    Mr Portland
  • Stacks Image 32117
    I was so impressed with your plants last year that I wanted to ensure I got some this year! I was still picking fresh chillies from a Thai Demon in January.
    Mr Peace
Info
Drying Chillies
Drying is a great way to preserve your leftover chillies and there are several ways to do it. Scotch Bonnets, Habaneros and other fleshy varieties tend not to dry very well, unless you have a dedicated dehydrator.

Drying is more suited to waxier chillies such as Birds Eye and Indian Peppers. Traditionally, chillies would be laid out in the sun to dry, giving warmth and ventilation, but this is not always possible in cooler climates.

If you have neither a dehydrator nor a warm climate, the important thing to remember is to keep your chillies warm and dry. Around 25˚C is optimum, much higher and you risk a very brittle product, lower and you risk losing your chillies to mould.

First rinse the chillies in salty water to help to prevent mould.

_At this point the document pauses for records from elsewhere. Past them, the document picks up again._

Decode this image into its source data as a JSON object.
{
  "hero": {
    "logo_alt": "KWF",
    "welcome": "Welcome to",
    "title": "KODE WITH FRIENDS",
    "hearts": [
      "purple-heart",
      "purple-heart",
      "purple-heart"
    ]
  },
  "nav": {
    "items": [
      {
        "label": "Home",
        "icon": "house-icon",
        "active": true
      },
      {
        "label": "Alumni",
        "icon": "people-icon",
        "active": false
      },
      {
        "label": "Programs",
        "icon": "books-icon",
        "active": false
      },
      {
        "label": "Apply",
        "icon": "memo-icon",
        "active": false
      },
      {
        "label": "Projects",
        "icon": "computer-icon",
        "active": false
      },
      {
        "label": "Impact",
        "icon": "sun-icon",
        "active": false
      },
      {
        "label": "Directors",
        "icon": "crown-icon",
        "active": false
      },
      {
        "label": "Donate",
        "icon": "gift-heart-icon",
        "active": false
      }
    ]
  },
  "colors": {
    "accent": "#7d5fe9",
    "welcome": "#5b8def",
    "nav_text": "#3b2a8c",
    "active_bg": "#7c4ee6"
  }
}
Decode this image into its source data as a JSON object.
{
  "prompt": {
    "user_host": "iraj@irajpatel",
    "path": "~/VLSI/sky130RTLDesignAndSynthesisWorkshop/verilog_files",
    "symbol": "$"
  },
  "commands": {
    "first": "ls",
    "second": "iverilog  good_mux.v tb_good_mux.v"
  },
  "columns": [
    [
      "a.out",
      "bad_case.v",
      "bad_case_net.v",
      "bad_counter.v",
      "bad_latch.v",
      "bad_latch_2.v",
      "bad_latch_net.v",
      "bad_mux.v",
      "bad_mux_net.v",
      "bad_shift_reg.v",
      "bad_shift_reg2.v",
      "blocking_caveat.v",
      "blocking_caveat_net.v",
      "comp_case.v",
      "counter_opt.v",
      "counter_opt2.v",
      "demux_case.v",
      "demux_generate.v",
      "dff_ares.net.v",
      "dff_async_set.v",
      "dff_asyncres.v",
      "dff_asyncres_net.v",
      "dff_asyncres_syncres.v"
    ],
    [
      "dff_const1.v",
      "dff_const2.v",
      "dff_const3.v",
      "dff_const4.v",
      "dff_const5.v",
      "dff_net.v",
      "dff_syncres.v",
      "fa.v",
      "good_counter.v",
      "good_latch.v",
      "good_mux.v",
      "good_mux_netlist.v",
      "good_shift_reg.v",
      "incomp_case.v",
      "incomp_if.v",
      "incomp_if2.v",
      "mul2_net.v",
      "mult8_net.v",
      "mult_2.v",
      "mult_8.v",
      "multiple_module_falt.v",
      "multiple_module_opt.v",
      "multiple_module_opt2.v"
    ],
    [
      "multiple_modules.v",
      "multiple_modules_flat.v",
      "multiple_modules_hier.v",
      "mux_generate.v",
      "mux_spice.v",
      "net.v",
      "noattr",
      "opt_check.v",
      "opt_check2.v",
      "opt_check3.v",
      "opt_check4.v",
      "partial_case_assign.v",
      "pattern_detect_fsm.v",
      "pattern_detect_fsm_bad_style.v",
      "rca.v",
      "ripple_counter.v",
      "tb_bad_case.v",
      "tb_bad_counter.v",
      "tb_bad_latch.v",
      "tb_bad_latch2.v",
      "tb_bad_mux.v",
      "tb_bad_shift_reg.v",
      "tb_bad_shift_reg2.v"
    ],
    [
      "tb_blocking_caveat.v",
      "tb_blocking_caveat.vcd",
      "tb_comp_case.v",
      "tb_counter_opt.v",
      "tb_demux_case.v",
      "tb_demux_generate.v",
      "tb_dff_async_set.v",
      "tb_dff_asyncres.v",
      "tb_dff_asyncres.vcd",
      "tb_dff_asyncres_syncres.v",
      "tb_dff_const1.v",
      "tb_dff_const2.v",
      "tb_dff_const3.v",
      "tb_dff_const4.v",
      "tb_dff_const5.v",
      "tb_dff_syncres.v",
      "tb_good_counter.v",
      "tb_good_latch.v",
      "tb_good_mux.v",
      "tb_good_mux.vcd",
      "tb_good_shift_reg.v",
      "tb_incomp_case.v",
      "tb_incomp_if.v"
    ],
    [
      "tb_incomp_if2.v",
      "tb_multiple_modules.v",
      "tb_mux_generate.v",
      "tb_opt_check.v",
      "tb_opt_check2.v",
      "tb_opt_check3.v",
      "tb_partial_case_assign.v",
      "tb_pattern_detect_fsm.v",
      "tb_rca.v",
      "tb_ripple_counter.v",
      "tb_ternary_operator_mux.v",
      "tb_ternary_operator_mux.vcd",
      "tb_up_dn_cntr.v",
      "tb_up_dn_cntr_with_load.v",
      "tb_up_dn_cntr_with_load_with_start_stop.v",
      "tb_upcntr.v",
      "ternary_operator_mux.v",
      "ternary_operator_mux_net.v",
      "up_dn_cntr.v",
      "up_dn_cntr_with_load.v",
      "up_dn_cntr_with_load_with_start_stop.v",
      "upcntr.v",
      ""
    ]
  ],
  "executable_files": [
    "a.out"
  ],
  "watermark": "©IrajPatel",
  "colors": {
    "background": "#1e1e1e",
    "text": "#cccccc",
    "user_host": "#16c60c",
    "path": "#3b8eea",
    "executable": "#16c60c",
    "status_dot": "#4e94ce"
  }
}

Then spread them out on some moisture-absorbent tissue in a warm place such as a greenhouse, warm windowsill or airing cupboard, turning regularly. Store in an airtight container whole or use a coffee grinder to produce chilli powder.

Alternatively, string up your chillies in a Ristra, as pictured right. Either wrap cotton around the stems of numerous chillies to tie in a long bunch, or thread through the stems with a needle and cotton and hang up in a warm, dry place to dry. Ristras originate in Mexico and make beautiful decorations or gifts, fresh or dried.
Pickling Chillies
Pickling works well for most types of chilli, keeping them crisp and hot as well as looking great in their jars.

Take 1lb chillies, remove any damaged fruit, make a couple of tiny slits into each chilli and wash thoroughly in salt water. Mix with 15 peppercorns, 5 bay leaves and 3 tblsp salt and pack into pre-sterilised wide-mouthed jars, to 1cm below the rim.

Heat 1 litre white wine, rice or cider vinegar with 6 tablespoons caster sugar until the sugar has dissolved and the mixture is almost boiling. Pour into the jars with the chillies, cool a little and seal. Refrigerate and leave for at least 2 weeks.
Freezing Chillies
Chillies freeze reasonably, retaining most of their flavour and heat. Freezing is the best way to preserve fleshier chillies like Scotch Bonnets and Habaneros.

To freeze chillies whole, spread them out on a baking tray so they are not touching, freeze and pop into a sealed bag or container. This way they do not clump together.

Frozen chillies, however, do not always keep their shape or texture well with freezing so you may prefer to process them first. Remove the stalks and the seeds if you like (seeds can go a bit brown on freezing but this will do no harm) and freeze in a sealed bag. You can them smash the bag with a rolling pin and use as required.

Alternatively, pack the chopped chillies into an ice cube tray, then empty chilli cubes into a selaed bag to store to make easily measured portions. Keep the ice tray just for your chillies though!
Grow your own Chilli Plants in 2014
Check out the range of plugs and plants we stocked in 2013. Join the mailing list for updates and discounts